[TASK REQUIREMENTS]
Copy each line containing the word "Guide" from the records that follow, please.

[Stored dataset items]
[Start of Attachment]
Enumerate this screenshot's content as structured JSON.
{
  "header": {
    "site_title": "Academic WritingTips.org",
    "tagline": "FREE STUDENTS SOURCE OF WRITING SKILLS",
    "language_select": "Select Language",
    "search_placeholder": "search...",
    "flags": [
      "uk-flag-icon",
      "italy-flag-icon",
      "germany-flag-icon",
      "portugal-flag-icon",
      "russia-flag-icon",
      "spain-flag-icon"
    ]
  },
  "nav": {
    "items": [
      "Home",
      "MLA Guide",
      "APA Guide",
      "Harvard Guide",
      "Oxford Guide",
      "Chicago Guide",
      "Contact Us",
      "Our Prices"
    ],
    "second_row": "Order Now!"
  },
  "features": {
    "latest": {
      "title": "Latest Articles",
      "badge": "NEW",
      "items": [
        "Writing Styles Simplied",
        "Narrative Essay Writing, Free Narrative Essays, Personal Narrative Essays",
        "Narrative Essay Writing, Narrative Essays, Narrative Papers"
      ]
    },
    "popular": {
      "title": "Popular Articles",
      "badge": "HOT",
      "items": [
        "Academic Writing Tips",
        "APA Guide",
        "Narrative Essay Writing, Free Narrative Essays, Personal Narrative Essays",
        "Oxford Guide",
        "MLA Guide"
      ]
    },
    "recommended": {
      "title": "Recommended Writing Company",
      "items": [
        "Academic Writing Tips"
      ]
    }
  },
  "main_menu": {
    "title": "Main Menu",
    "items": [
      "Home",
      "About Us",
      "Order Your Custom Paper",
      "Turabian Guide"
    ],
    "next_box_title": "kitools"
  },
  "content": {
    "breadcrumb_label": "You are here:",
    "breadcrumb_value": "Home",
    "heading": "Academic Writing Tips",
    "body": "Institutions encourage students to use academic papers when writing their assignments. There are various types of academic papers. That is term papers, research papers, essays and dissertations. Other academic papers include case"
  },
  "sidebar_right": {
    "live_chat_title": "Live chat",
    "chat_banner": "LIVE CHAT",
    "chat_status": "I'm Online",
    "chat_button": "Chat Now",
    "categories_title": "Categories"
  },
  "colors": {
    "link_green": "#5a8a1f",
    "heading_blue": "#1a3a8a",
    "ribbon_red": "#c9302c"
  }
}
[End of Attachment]
[ANSWER]
      "MLA Guide",
      "APA Guide",
      "Harvard Guide",
      "Oxford Guide",
      "Chicago Guide",
        "APA Guide",
        "Oxford Guide",
        "MLA Guide"
      "Turabian Guide"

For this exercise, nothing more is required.